Receive News Alerts on Whatsapp: +2348136370421

1 Comment
  • dvapologetics

    article about forced marriage/conversion in pakistan:
    Lahore (Agenzia
    Fides) – Nadia Bibi, a Christian girl who was abducted and forced to marry a
    Muslim man, returned to her family, of Catholic faith, after 10 years. Nadia
    was only 15 when, in 2001, she was kidnapped in Mariamabad (in Punjab), a city
    with a Catholic majority: her case is not an isolated case, as confirmed by
    Catholic sources of Fides in Punjab, there are at least 700 cases a year of
    Christian girls kidnapped and forced to marry a Muslim. If one adds the cases
    of Hindu girls, the number rises to 1,800 cases per year, says a recent Report
    carried out by the NGO “Asian Human Rights Commission”. Nadia’s
    parents had turned to the police but, as often happens, they had been
    intimidated and threatened by the kidnappers, while the police refused to
    register a complaint. Later, when they heard that Nadia had been forced to
    marry the Muslim Maqsood Ahmed, her parents went back to the police and this
    time they managed to register a FIR (First Information Report). But the police
    refused to arrest him and the story ended up before the High Court of Lahore.
    Here Nadia, under threats, issued a statement in favor of her husband,
    expressing her free will to marry, for fear of tragic consequences for her and
    her family. So the case was closed. Meanwhile, for Nadia life was unbearable: Maqsood

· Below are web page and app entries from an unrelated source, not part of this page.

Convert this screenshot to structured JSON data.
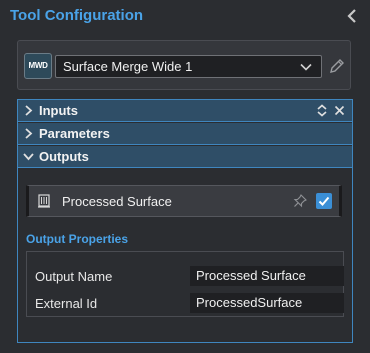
{
  "header": {
    "title": "Tool Configuration",
    "collapse_icon": "chevron-left-icon"
  },
  "tool": {
    "badge": "MWD",
    "selected": "Surface Merge Wide 1",
    "dropdown_icon": "chevron-down-icon",
    "edit_icon": "pencil-icon"
  },
  "sections": {
    "inputs": "Inputs",
    "parameters": "Parameters",
    "outputs": "Outputs"
  },
  "outputs": {
    "item": {
      "label": "Processed Surface",
      "icon": "surface-icon",
      "pin_icon": "pin-icon",
      "checked": true
    },
    "properties_title": "Output Properties",
    "properties": [
      {
        "label": "Output Name",
        "value": "Processed Surface"
      },
      {
        "label": "External Id",
        "value": "ProcessedSurface"
      }
    ]
  },
  "colors": {
    "accent": "#4aa3e8",
    "section_header": "#2f4e67",
    "checkbox": "#3b8fd6"
  }
}
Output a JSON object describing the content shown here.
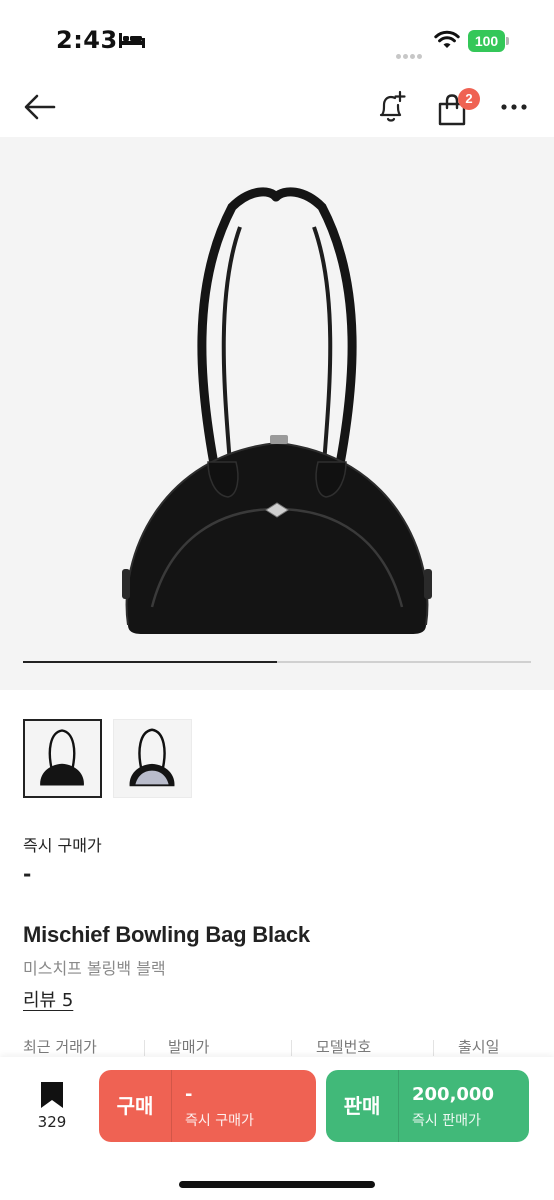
{
  "status_bar": {
    "time": "2:43",
    "battery": "100",
    "icons": [
      "bed-icon",
      "signal-dots-icon",
      "wifi-icon",
      "battery-icon"
    ]
  },
  "nav": {
    "icons": [
      "back-arrow-icon",
      "bell-plus-icon",
      "shopping-bag-icon",
      "more-horizontal-icon"
    ],
    "cart_badge": "2"
  },
  "gallery": {
    "current_index": 1,
    "total": 2,
    "progress_fraction": 0.5
  },
  "instant_buy": {
    "label": "즉시 구매가",
    "value": "-"
  },
  "product": {
    "title": "Mischief Bowling Bag Black",
    "subtitle": "미스치프 볼링백 블랙",
    "review": "리뷰 5"
  },
  "info_columns": [
    "최근 거래가",
    "발매가",
    "모델번호",
    "출시일"
  ],
  "bottom": {
    "wish_count": "329",
    "buy": {
      "label": "구매",
      "price": "-",
      "sub": "즉시 구매가"
    },
    "sell": {
      "label": "판매",
      "price": "200,000",
      "sub": "즉시 판매가"
    }
  },
  "colors": {
    "buy": "#ef6253",
    "sell": "#41b979",
    "badge": "#ef6253",
    "battery": "#34c759"
  }
}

    beat her and treated her badly, even asking her to convert her parents to
    Islam. After 10 years in December 2011, Nadia found the strength to escape,

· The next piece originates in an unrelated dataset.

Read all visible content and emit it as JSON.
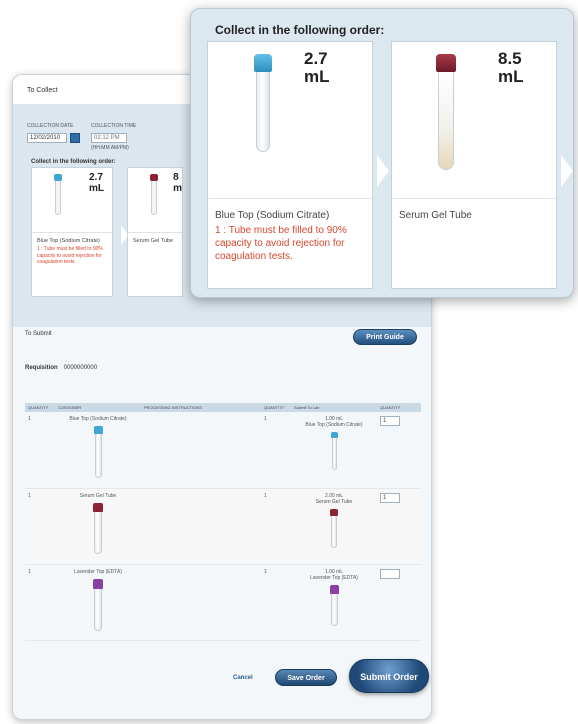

    returning home to her parents. However Maqsood returned with a group of armed
    men, threatening to kill and kidnap Nadia’s younger sister. The family then
    fled and turned to the NGO CLAAS (Center for Legal Aid Assistence and
    Settlement) that protects Pakistani Christians. CLAAS has arranged to host
    Nadia and her sister in a hidden place, starting a new criminal case against
    Maqsood. As reported by CLAAS to Fides, Nadia said: “Maqsood made my life
    miserable. I was afraid of being killed because Maqsood knew I was not happy
    with him. I felt totally helpless and I was very confused. Maqsood is inhumane,
    he has ruined my life. Now I have regained hope and even faith”. Nadia’s
    story is exemplary and follows a clichet that is repeated in many other cases,
    like that of Farah Hatim kidnapped and converted to Islam in 2011. Although her
    case was concluded with a statement (forced), made in court, in favor of the
    perpetrator (see Fides 20/7/2011) but some international NGOs reported the
    story to the United Nations (see Fides 22/8/2011). (PA) (Agenzia Fides